Chester, opposite Oak Island, was founded by New England families in the 1750s and is now a popular summer resort. Walking its tree-shrouded lanes and quiet, narrow streets, we couldn't find a house or even a store built after 1900. However, one resident who came out to our boat for a drink complained that the harbor was filling with modern fiberglass boats and had become a "forest of aluminum masts."And in the village itself, he said, some unspeakable person was even proposing to build a condominium.
The thousands of islands we sailed among and avoided with the help of loran -- the boat grazed only one rocky shelf and went briefly and harmlessly aground on another -- were more barren than the islands of Maine. And there were more shipwrecks. The weathered ribs of ships lay on the bouldered shores like skeletons of cattle in the desert.

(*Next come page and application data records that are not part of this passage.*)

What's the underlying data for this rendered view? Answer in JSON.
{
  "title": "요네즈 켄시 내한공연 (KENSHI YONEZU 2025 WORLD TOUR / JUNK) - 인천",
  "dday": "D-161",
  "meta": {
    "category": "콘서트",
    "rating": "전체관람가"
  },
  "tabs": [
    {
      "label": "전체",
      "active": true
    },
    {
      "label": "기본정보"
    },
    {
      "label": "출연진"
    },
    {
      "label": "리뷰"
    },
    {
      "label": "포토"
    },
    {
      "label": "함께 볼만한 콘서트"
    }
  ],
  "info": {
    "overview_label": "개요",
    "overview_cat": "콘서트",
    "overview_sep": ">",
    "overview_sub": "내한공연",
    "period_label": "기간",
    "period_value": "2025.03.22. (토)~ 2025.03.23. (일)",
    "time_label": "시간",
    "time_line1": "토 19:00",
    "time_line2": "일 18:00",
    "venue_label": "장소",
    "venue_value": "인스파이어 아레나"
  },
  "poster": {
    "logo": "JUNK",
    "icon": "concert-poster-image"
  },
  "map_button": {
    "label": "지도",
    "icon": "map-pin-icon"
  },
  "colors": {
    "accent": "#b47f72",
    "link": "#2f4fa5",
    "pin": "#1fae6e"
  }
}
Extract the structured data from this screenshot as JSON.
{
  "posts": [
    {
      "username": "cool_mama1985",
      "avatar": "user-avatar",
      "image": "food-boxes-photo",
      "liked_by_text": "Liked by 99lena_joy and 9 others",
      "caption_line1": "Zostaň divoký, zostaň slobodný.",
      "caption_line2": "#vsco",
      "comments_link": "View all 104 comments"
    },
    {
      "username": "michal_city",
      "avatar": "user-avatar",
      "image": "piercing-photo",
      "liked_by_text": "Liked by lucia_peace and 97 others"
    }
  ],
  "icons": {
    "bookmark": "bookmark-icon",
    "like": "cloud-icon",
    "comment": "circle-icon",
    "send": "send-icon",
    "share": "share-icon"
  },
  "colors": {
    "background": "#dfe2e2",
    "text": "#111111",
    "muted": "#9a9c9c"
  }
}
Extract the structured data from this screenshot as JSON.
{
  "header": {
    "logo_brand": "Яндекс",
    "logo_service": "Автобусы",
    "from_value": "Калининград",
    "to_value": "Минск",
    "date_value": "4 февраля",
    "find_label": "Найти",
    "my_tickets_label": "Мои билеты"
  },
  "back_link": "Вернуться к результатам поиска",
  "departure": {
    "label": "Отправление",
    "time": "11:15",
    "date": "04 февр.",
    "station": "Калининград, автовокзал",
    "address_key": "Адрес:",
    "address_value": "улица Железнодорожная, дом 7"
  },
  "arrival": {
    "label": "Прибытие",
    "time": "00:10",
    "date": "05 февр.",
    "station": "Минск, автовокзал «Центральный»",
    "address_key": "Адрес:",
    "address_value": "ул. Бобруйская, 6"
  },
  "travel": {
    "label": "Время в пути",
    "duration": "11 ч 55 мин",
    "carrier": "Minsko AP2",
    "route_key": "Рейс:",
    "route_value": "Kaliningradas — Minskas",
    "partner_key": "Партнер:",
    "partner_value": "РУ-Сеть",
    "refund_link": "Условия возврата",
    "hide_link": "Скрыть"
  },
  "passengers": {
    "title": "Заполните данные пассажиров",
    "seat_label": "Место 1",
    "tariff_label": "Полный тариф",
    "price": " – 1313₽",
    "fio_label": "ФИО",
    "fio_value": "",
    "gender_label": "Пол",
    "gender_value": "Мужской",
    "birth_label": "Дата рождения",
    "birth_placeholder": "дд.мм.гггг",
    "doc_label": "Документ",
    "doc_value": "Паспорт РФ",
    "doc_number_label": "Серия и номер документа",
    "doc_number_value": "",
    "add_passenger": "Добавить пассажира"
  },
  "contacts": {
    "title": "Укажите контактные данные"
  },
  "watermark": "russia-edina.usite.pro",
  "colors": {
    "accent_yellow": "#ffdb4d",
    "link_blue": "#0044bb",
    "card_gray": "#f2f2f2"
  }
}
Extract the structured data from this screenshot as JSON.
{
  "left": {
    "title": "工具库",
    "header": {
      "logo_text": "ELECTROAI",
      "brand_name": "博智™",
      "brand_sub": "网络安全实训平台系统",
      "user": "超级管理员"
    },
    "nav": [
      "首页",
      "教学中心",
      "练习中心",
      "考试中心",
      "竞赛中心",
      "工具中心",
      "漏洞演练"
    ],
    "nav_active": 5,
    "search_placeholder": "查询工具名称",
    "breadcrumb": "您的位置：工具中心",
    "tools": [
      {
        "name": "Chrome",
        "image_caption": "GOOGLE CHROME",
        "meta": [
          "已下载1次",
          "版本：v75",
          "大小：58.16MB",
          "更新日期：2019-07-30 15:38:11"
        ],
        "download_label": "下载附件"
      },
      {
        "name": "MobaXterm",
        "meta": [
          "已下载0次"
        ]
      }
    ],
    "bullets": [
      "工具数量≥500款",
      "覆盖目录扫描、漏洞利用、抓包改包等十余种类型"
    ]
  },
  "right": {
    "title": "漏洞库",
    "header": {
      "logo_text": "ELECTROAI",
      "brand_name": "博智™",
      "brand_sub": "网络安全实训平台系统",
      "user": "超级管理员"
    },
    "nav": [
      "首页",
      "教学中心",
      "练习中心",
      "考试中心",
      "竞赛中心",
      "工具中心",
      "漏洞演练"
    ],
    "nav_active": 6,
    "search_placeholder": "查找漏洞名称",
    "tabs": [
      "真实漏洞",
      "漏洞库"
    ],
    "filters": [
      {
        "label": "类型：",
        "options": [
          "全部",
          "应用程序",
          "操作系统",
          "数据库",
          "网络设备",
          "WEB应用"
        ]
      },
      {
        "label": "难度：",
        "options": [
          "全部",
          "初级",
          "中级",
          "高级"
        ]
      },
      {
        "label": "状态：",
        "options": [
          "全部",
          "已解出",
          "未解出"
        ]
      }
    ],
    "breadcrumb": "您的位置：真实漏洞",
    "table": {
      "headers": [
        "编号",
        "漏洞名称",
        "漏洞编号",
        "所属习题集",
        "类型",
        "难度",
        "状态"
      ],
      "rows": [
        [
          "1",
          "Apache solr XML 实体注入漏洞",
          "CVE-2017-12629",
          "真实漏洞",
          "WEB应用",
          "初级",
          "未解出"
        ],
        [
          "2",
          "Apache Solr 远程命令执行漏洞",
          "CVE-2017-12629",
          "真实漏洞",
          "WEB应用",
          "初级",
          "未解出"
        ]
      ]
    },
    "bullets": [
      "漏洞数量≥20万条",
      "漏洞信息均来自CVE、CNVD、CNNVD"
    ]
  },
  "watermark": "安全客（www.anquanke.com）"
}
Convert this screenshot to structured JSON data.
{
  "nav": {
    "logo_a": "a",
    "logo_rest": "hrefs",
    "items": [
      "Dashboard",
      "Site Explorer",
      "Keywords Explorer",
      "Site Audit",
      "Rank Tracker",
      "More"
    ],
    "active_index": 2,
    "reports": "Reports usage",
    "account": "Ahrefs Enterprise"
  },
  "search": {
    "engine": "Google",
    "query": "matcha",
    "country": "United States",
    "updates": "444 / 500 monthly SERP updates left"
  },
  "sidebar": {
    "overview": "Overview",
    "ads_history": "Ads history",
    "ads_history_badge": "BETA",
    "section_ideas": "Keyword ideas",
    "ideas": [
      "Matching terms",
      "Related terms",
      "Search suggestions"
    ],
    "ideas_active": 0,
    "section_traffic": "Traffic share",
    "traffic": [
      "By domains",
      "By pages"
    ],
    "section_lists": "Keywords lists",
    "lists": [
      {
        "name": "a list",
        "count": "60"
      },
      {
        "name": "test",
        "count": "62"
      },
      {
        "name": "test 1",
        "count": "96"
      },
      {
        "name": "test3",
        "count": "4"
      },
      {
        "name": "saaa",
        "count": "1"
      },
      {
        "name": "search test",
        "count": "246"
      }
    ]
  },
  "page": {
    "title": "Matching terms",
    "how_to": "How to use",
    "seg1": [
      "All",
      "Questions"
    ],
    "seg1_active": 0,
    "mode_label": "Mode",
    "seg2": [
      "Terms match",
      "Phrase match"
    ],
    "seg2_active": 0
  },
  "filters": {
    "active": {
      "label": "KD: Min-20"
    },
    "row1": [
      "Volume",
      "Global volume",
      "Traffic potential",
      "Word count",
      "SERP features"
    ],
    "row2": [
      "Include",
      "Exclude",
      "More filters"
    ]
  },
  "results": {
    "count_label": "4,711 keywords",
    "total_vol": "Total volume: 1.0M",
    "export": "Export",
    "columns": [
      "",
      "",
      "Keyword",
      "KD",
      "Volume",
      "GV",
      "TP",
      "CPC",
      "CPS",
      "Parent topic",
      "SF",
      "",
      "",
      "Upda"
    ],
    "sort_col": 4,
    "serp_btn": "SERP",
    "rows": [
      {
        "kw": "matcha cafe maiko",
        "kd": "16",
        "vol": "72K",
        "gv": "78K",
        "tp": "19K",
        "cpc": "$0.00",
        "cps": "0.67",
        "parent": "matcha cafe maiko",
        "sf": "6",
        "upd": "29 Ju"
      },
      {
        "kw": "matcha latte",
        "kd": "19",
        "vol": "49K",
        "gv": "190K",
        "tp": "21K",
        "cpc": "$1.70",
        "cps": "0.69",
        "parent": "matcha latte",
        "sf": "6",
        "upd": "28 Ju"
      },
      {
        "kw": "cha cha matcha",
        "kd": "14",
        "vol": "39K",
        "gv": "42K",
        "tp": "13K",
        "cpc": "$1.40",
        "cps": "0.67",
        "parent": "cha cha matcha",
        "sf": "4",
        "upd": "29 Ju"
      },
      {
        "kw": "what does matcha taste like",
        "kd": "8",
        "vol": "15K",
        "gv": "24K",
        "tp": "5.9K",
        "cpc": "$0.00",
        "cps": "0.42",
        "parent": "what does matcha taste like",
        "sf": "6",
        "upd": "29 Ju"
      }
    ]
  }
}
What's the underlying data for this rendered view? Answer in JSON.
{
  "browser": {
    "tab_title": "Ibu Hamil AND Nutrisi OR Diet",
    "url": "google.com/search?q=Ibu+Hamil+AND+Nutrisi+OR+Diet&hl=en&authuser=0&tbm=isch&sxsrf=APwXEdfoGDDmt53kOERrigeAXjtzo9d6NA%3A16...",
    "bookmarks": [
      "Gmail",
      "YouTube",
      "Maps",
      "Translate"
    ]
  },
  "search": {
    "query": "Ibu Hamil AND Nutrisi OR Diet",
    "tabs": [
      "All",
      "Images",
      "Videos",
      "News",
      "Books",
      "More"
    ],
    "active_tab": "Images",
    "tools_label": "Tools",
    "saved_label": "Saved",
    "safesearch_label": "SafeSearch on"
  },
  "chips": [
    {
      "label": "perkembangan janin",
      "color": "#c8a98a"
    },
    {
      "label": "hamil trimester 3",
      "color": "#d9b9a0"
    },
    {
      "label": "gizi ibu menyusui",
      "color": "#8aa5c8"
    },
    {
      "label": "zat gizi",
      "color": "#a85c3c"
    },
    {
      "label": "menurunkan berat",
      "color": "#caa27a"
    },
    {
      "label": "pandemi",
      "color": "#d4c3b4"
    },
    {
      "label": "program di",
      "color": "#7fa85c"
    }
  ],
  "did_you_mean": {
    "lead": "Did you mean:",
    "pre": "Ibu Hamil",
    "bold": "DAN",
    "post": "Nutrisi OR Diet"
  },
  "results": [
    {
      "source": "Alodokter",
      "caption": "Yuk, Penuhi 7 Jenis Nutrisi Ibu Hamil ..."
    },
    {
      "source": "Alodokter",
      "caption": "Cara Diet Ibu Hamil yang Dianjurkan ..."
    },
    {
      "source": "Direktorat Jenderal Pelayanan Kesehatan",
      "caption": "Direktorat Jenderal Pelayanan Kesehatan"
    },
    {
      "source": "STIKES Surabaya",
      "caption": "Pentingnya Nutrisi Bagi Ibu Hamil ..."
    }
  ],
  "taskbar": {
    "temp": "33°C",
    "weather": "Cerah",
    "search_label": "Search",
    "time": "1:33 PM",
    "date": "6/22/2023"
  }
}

We searched unsuccessfully for whales; humpback, giant fin and small minke whales are common along the coast, but apparently appear, like Canadian yachtsmen and swimmers, only later in the summer when the water warms up. But in almost every bay, seals were as common and inquisitive as dogs, and barked as loudly. The return crew spotted dolphins, and had flying fish land on the deck. And we all saw bald eagles.
When we reached the Bras d'Or Lake, we anchored within 50 yards of an eagle's aerie. Three of the usually shy birds sat by their nest in a tall fir tree and majestically ignored us as we rowed the dinghy ashore to explore.
More common were the Wilson's storm petrels, which followed the boat like giant swallows for much of our stormy trip up the coast, as did kittiwakes, magnificent gliding shearwaters and thousands of guillemots, eiders and other sea ducks, which could be seen bobbing on almost every wave.
One night we steamed giant four-pound Canadian lobsters in a huge pot of seaweed and seawater on the wood stove. Nova Scotia lobsters can weigh as much as 30 pounds (it is illegal to catch such large ones in U.S. waters).
Not all our touring was by water. When we reached the capital of Halifax, some of our incoming crew, initially put off by rough seas in the harbor, rented a car.
They drove up toward Cape Breton Island along winding coastal roads -- Canada's "Lighthouse Route," past seemingly endless historic lighthouses -- usually meeting us at night in harbors, to supper and sleep aboard.
We encountered several large freighters and container ships going in and out of the deep Halifax harbor, many bound for U.S. ports with lumber, newsprint and fish. The talk on the marine radio for the two days we were there was of the Soviet satellite-tracking ship that entered the harbor with us. According to our nautical informants -- the marine radio is like an old-fashioned party line where you can listen to your neighbors' conversations -- the Soviet ship apparently paid an emergency visit to Halifax when a woman member of its crew died following a miscarriage.
The major town on the 450-square-mile Bras d'Or Lake, and the turn-around town of our trip, was Baddeck. It is best known as the summer home of Alexander Graham Bell, the Scot who summered there for decades and died there. A national museum there is devoted to Bell, who is considered something of an adopted son by Canada, even though he wintered and did most of his experiments in the United States. But he migrated to Nova Scotia in the summer, because he said it reminded him of Scotland.
Our migration was perhaps too early in the season -- we were the first U.S. sailboat to enter St. Peters' gates -- since the weather and water were cold and some marinas had not yet opened for the season.
But like Bell, once in the calm, sunny Bras d'Or, we hated to leave. Going out St. Peters' gates, with the ocean foaming outside and the prospect of bucking the wind back down the wild coast, was like being expelled from heaven. But then the crew changed and we flew back to Boston.
The crossing of the turbulent Bay of Fundy actually only took five minutes.